# [What to produce]
A faithful copy of every entry is the goal; keep the images out of it.

# [Records provided]
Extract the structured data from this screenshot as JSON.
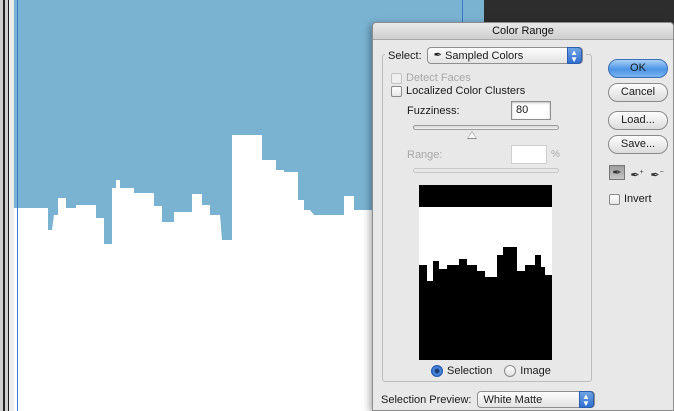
{
  "dialog": {
    "title": "Color Range",
    "select_label": "Select:",
    "select_value": "Sampled Colors",
    "detect_faces_label": "Detect Faces",
    "localized_label": "Localized Color Clusters",
    "fuzziness_label": "Fuzziness:",
    "fuzziness_value": "80",
    "range_label": "Range:",
    "range_value": "",
    "range_unit": "%",
    "radio_selection_label": "Selection",
    "radio_image_label": "Image",
    "radio_selected": "Selection",
    "preview_label": "Selection Preview:",
    "preview_value": "White Matte",
    "ok_label": "OK",
    "cancel_label": "Cancel",
    "load_label": "Load...",
    "save_label": "Save...",
    "invert_label": "Invert",
    "tools": [
      "eyedropper-icon",
      "eyedropper-plus-icon",
      "eyedropper-minus-icon"
    ]
  },
  "colors": {
    "sky": "#7ab3d2",
    "accent": "#3a78d0",
    "preview_black": "#000000",
    "preview_white": "#ffffff"
  }
}
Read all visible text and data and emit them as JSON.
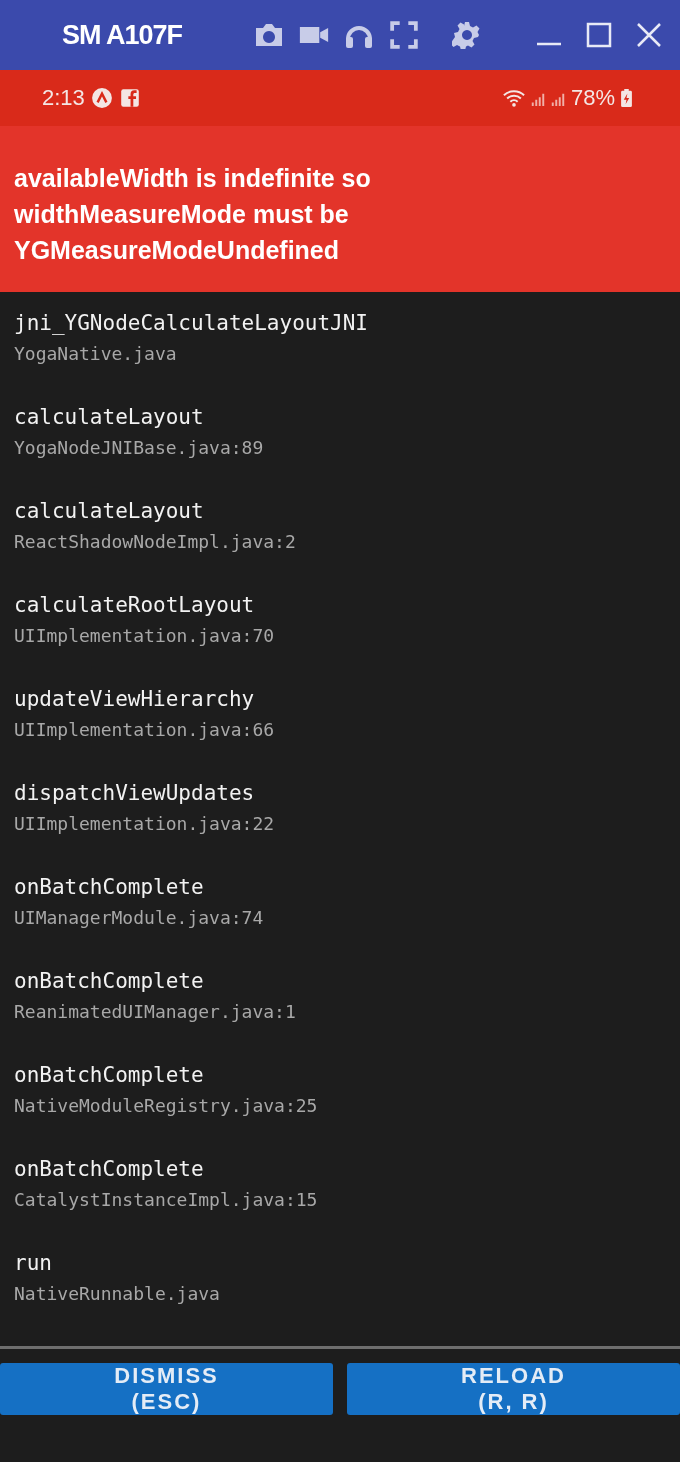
{
  "window": {
    "title": "SM A107F"
  },
  "status_bar": {
    "time": "2:13",
    "battery": "78%"
  },
  "error": {
    "message": "availableWidth is indefinite so widthMeasureMode must be YGMeasureModeUndefined"
  },
  "stack": [
    {
      "method": "jni_YGNodeCalculateLayoutJNI",
      "file": "YogaNative.java"
    },
    {
      "method": "calculateLayout",
      "file": "YogaNodeJNIBase.java:89"
    },
    {
      "method": "calculateLayout",
      "file": "ReactShadowNodeImpl.java:2"
    },
    {
      "method": "calculateRootLayout",
      "file": "UIImplementation.java:70"
    },
    {
      "method": "updateViewHierarchy",
      "file": "UIImplementation.java:66"
    },
    {
      "method": "dispatchViewUpdates",
      "file": "UIImplementation.java:22"
    },
    {
      "method": "onBatchComplete",
      "file": "UIManagerModule.java:74"
    },
    {
      "method": "onBatchComplete",
      "file": "ReanimatedUIManager.java:1"
    },
    {
      "method": "onBatchComplete",
      "file": "NativeModuleRegistry.java:25"
    },
    {
      "method": "onBatchComplete",
      "file": "CatalystInstanceImpl.java:15"
    },
    {
      "method": "run",
      "file": "NativeRunnable.java"
    }
  ],
  "buttons": [
    {
      "label": "DISMISS",
      "shortcut": "(ESC)"
    },
    {
      "label": "RELOAD",
      "shortcut": "(R, R)"
    }
  ]
}
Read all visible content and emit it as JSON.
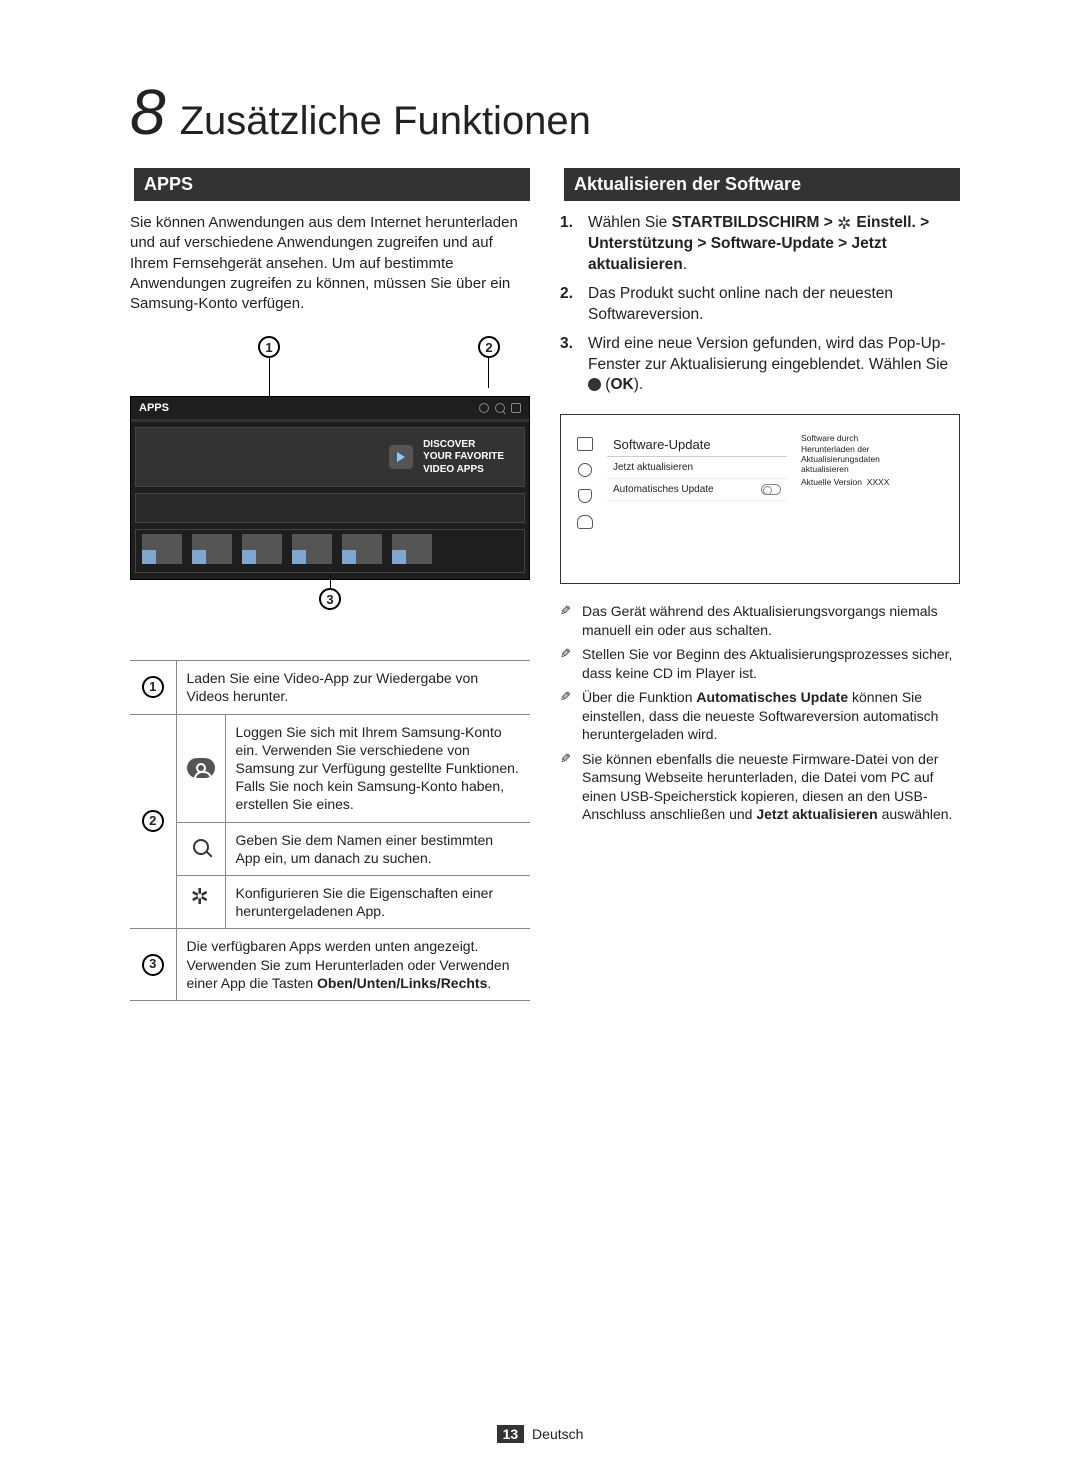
{
  "chapter": {
    "number": "8",
    "title": "Zusätzliche Funktionen"
  },
  "left": {
    "heading": "APPS",
    "intro": "Sie können Anwendungen aus dem Internet herunterladen und auf verschiedene Anwendungen zugreifen und auf Ihrem Fernsehgerät ansehen. Um auf bestimmte Anwendungen zugreifen zu können, müssen Sie über ein Samsung-Konto verfügen.",
    "callouts": {
      "c1": "1",
      "c2": "2",
      "c3": "3"
    },
    "appsBox": {
      "title": "APPS",
      "featuredLine1": "DISCOVER",
      "featuredLine2": "YOUR FAVORITE",
      "featuredLine3": "VIDEO APPS"
    },
    "legend": {
      "row1": "Laden Sie eine Video-App zur Wiedergabe von Videos herunter.",
      "row2a": "Loggen Sie sich mit Ihrem Samsung-Konto ein. Verwenden Sie verschiedene von Samsung zur Verfügung gestellte Funktionen. Falls Sie noch kein Samsung-Konto haben, erstellen Sie eines.",
      "row2b": "Geben Sie dem Namen einer bestimmten App ein, um danach zu suchen.",
      "row2c": "Konfigurieren Sie die Eigenschaften einer heruntergeladenen App.",
      "row3_pre": "Die verfügbaren Apps werden unten angezeigt. Verwenden Sie zum Herunterladen oder Verwenden einer App die Tasten ",
      "row3_bold": "Oben/Unten/Links/Rechts",
      "row3_post": "."
    }
  },
  "right": {
    "heading": "Aktualisieren der Software",
    "step1": {
      "pre": "Wählen Sie ",
      "bold1": "STARTBILDSCHIRM > ",
      "bold2": " Einstell. > Unterstützung > Software-Update > Jetzt aktualisieren",
      "post": "."
    },
    "step2": "Das Produkt sucht online nach der neuesten Softwareversion.",
    "step3": {
      "pre": "Wird eine neue Version gefunden, wird das Pop-Up-Fenster zur Aktualisierung eingeblendet. Wählen Sie ",
      "ok": "OK",
      "post": ")."
    },
    "panel": {
      "title": "Software-Update",
      "item1": "Jetzt aktualisieren",
      "item2": "Automatisches Update",
      "descLine1": "Software durch",
      "descLine2": "Herunterladen der",
      "descLine3": "Aktualisierungsdaten",
      "descLine4": "aktualisieren",
      "versionLabel": "Aktuelle Version",
      "versionValue": "XXXX"
    },
    "notes": {
      "n1": "Das Gerät während des Aktualisierungsvorgangs niemals manuell ein oder aus schalten.",
      "n2": "Stellen Sie vor Beginn des Aktualisierungsprozesses sicher, dass keine CD im Player ist.",
      "n3_pre": "Über die Funktion ",
      "n3_bold": "Automatisches Update",
      "n3_post": " können Sie einstellen, dass die neueste Softwareversion automatisch heruntergeladen wird.",
      "n4_pre": "Sie können ebenfalls die neueste Firmware-Datei von der Samsung Webseite herunterladen, die Datei vom PC auf einen USB-Speicherstick kopieren, diesen an den USB-Anschluss anschließen und ",
      "n4_bold": "Jetzt aktualisieren",
      "n4_post": " auswählen."
    }
  },
  "footer": {
    "page": "13",
    "lang": "Deutsch"
  }
}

# [Response box]
Extract the structured data from this screenshot as JSON.
{
  "dialog": {
    "title": "Color Range",
    "select_label": "Select:",
    "select_value": "Sampled Colors",
    "detect_faces_label": "Detect Faces",
    "localized_label": "Localized Color Clusters",
    "fuzziness_label": "Fuzziness:",
    "fuzziness_value": "80",
    "range_label": "Range:",
    "range_value": "",
    "range_unit": "%",
    "radio_selection_label": "Selection",
    "radio_image_label": "Image",
    "radio_selected": "Selection",
    "preview_label": "Selection Preview:",
    "preview_value": "White Matte",
    "ok_label": "OK",
    "cancel_label": "Cancel",
    "load_label": "Load...",
    "save_label": "Save...",
    "invert_label": "Invert",
    "tools": [
      "eyedropper-icon",
      "eyedropper-plus-icon",
      "eyedropper-minus-icon"
    ]
  },
  "colors": {
    "sky": "#7ab3d2",
    "accent": "#3a78d0",
    "preview_black": "#000000",
    "preview_white": "#ffffff"
  }
}
Read all visible text and data and emit them as JSON.
{
  "window": {
    "title": "SM A107F"
  },
  "status_bar": {
    "time": "2:13",
    "battery": "78%"
  },
  "error": {
    "message": "availableWidth is indefinite so widthMeasureMode must be YGMeasureModeUndefined"
  },
  "stack": [
    {
      "method": "jni_YGNodeCalculateLayoutJNI",
      "file": "YogaNative.java"
    },
    {
      "method": "calculateLayout",
      "file": "YogaNodeJNIBase.java:89"
    },
    {
      "method": "calculateLayout",
      "file": "ReactShadowNodeImpl.java:2"
    },
    {
      "method": "calculateRootLayout",
      "file": "UIImplementation.java:70"
    },
    {
      "method": "updateViewHierarchy",
      "file": "UIImplementation.java:66"
    },
    {
      "method": "dispatchViewUpdates",
      "file": "UIImplementation.java:22"
    },
    {
      "method": "onBatchComplete",
      "file": "UIManagerModule.java:74"
    },
    {
      "method": "onBatchComplete",
      "file": "ReanimatedUIManager.java:1"
    },
    {
      "method": "onBatchComplete",
      "file": "NativeModuleRegistry.java:25"
    },
    {
      "method": "onBatchComplete",
      "file": "CatalystInstanceImpl.java:15"
    },
    {
      "method": "run",
      "file": "NativeRunnable.java"
    }
  ],
  "buttons": [
    {
      "label": "DISMISS",
      "shortcut": "(ESC)"
    },
    {
      "label": "RELOAD",
      "shortcut": "(R, R)"
    }
  ]
}
Read all visible content and emit it as JSON.
{
  "chapter": {
    "number": "8",
    "title": "Zusätzliche Funktionen"
  },
  "left": {
    "heading": "APPS",
    "intro": "Sie können Anwendungen aus dem Internet herunterladen und auf verschiedene Anwendungen zugreifen und auf Ihrem Fernsehgerät ansehen. Um auf bestimmte Anwendungen zugreifen zu können, müssen Sie über ein Samsung-Konto verfügen.",
    "callouts": {
      "c1": "1",
      "c2": "2",
      "c3": "3"
    },
    "appsBox": {
      "title": "APPS",
      "featuredLine1": "DISCOVER",
      "featuredLine2": "YOUR FAVORITE",
      "featuredLine3": "VIDEO APPS"
    },
    "legend": {
      "row1": "Laden Sie eine Video-App zur Wiedergabe von Videos herunter.",
      "row2a": "Loggen Sie sich mit Ihrem Samsung-Konto ein. Verwenden Sie verschiedene von Samsung zur Verfügung gestellte Funktionen. Falls Sie noch kein Samsung-Konto haben, erstellen Sie eines.",
      "row2b": "Geben Sie dem Namen einer bestimmten App ein, um danach zu suchen.",
      "row2c": "Konfigurieren Sie die Eigenschaften einer heruntergeladenen App.",
      "row3_pre": "Die verfügbaren Apps werden unten angezeigt. Verwenden Sie zum Herunterladen oder Verwenden einer App die Tasten ",
      "row3_bold": "Oben/Unten/Links/Rechts",
      "row3_post": "."
    }
  },
  "right": {
    "heading": "Aktualisieren der Software",
    "step1": {
      "pre": "Wählen Sie ",
      "bold1": "STARTBILDSCHIRM > ",
      "bold2": " Einstell. > Unterstützung > Software-Update > Jetzt aktualisieren",
      "post": "."
    },
    "step2": "Das Produkt sucht online nach der neuesten Softwareversion.",
    "step3": {
      "pre": "Wird eine neue Version gefunden, wird das Pop-Up-Fenster zur Aktualisierung eingeblendet. Wählen Sie ",
      "ok": "OK",
      "post": ")."
    },
    "panel": {
      "title": "Software-Update",
      "item1": "Jetzt aktualisieren",
      "item2": "Automatisches Update",
      "descLine1": "Software durch",
      "descLine2": "Herunterladen der",
      "descLine3": "Aktualisierungsdaten",
      "descLine4": "aktualisieren",
      "versionLabel": "Aktuelle Version",
      "versionValue": "XXXX"
    },
    "notes": {
      "n1": "Das Gerät während des Aktualisierungsvorgangs niemals manuell ein oder aus schalten.",
      "n2": "Stellen Sie vor Beginn des Aktualisierungsprozesses sicher, dass keine CD im Player ist.",
      "n3_pre": "Über die Funktion ",
      "n3_bold": "Automatisches Update",
      "n3_post": " können Sie einstellen, dass die neueste Softwareversion automatisch heruntergeladen wird.",
      "n4_pre": "Sie können ebenfalls die neueste Firmware-Datei von der Samsung Webseite herunterladen, die Datei vom PC auf einen USB-Speicherstick kopieren, diesen an den USB-Anschluss anschließen und ",
      "n4_bold": "Jetzt aktualisieren",
      "n4_post": " auswählen."
    }
  },
  "footer": {
    "page": "13",
    "lang": "Deutsch"
  }
}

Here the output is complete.